Determined to support the Nazi war effort by placing French industrial resources at the disposal of the German war economy, Stülpnagel discouraged all activities that did not advance the German war effort. The latter goal placed him at loggerheads with Nazi party stalwarts who viewed World War II as a struggle against Jews and their alleged Communist allies. Days after German troops occupied Paris, agents of the Reichsleiter Rosenberg Taskforce and German embassy staff began to confiscate the art collections of prominent French Jews. Upset by the apparent seizure of France's artistic patrimony, the French government complained to German diplomats and the MBF. Eager to maintain cordial relations with the Vichy regime, Stülpnagel and his staff condemned the confiscations through a series of protests that eventually reached Hitler's desk, but to no avail. Hitler eventually exempted the Einsatzstab from military control and sanctioned the wholesale theft of Jewish art collections.
Conflict with the SS followed a similar pattern. Forced to accept an advisory role at the start of the Occupation, the SS complained of the alleged danger of the so-called 'Jewish menace' and pressed MBF to launch an active campaign against "racial opponents" in France, but lacked the authority to act independently. After French Resistance groups shot Colonel Karl Friedrich Hotz in Nantes on 20 October and Hans-Gottfried Reimers in Bordeaux on 21 October 1941, Hitler ordered Stülpnagel to execute 100-150 French hostages for each attack. The MBF immediately condemned Hitler's policy through official channels, treated both attacks as a single incident, and shot a total of 98 hostages. Determined to preserve French cooperation, Stülpnagel condemned large-scale executions. In contrast, the SS demonstrated its enthusiasm for Hitler's war against the so-called Jewish conspiracy by bombing seven synagogues in Paris on the night of 2/3 October 1941. Embarrassed by the attacks, Stülpnagel complained to superiors in Berlin, but his repeated protests only reiterated tepid support for Nazi racial policy.

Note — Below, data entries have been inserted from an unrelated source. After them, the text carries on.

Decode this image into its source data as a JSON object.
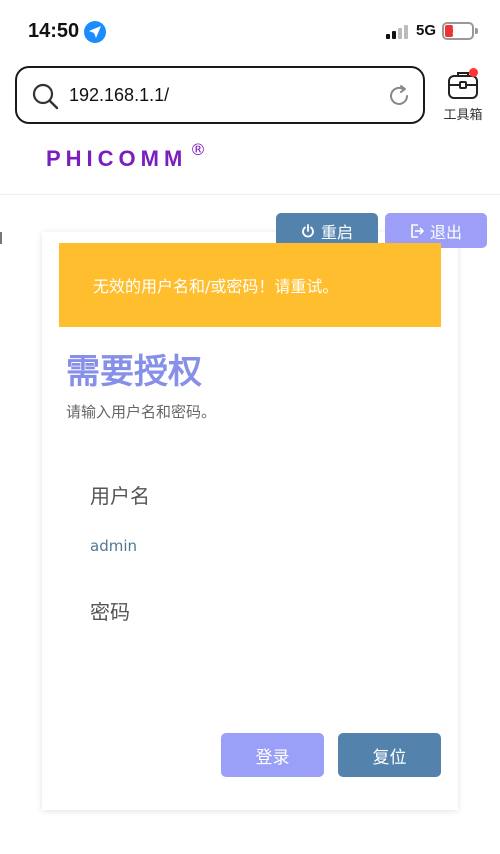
{
  "status_bar": {
    "time": "14:50",
    "network": "5G",
    "battery": "17",
    "battery_fraction": 0.17,
    "location_icon": "location-arrow-icon",
    "signal_icon": "signal-bars-icon"
  },
  "browser": {
    "url": "192.168.1.1/",
    "search_icon": "search-icon",
    "reload_icon": "reload-icon",
    "toolbox_label": "工具箱",
    "toolbox_icon": "toolbox-icon"
  },
  "brand": {
    "name": "PHICOMM",
    "registered": "®",
    "color": "#7a1fbf"
  },
  "actions": {
    "reboot_label": "重启",
    "logout_label": "退出",
    "reboot_icon": "power-icon",
    "logout_icon": "logout-icon"
  },
  "login": {
    "alert": "无效的用户名和/或密码！请重试。",
    "title": "需要授权",
    "subtitle": "请输入用户名和密码。",
    "username_label": "用户名",
    "username_value": "admin",
    "password_label": "密码",
    "password_value": "",
    "login_button": "登录",
    "reset_button": "复位"
  },
  "colors": {
    "alert": "#ffbe2e",
    "primary": "#9a9ff7",
    "secondary": "#5383ad",
    "title": "#8790e8"
  }
}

Suspecting the MBF of Francophilia, Field Marshal Wilhelm Keitel, the head of Oberkommando der Wehrmacht (OKW; Armed Forces High Command) grew tired of Stülpnagel's complaints. On 2 February 1942, he directed the MBF to answer all acts of resistance with "sharp deterrents, including the execution of a large number of imprisoned Communists, Jews, or people who carried out previous attacks, and the arrest of at least 1,000 Jews or Communists for later evacuation."

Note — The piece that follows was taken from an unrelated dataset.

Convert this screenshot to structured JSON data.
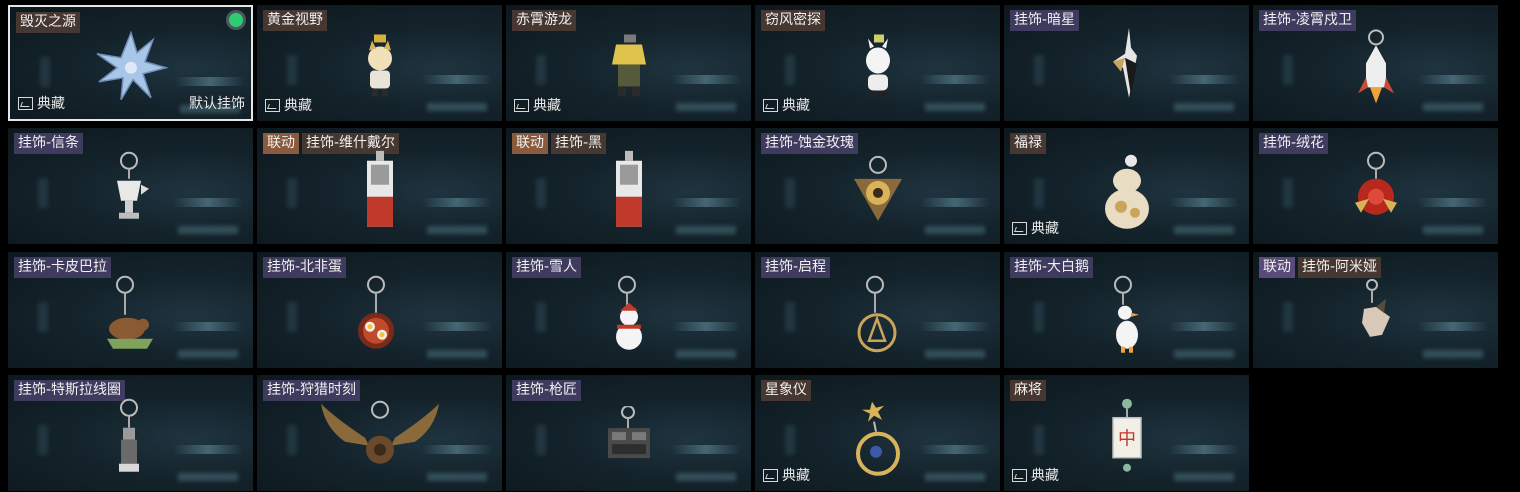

Stülpnagel, who had executed 95 hostages on 15 December 1941, refused to go any further in the implementation of the retaliation policy. He promptly submitted a bitter letter of resignation. Succeeded by his cousin Carl-Heinrich von Stülpnagel, Stülpnagel may have suffered a nervous breakdown. He spent the remainder of the war with his wife in Berlin.
Arrested by Allied authorities after Germany’s surrender, Stülpnagel was moved to a French military prison. Charged with war crimes by French authorities, Stülpnagel committed suicide in Cherche-Midi Prison on 6 February 1948. He is buried in the Champigny-Saint-André German war cemetery.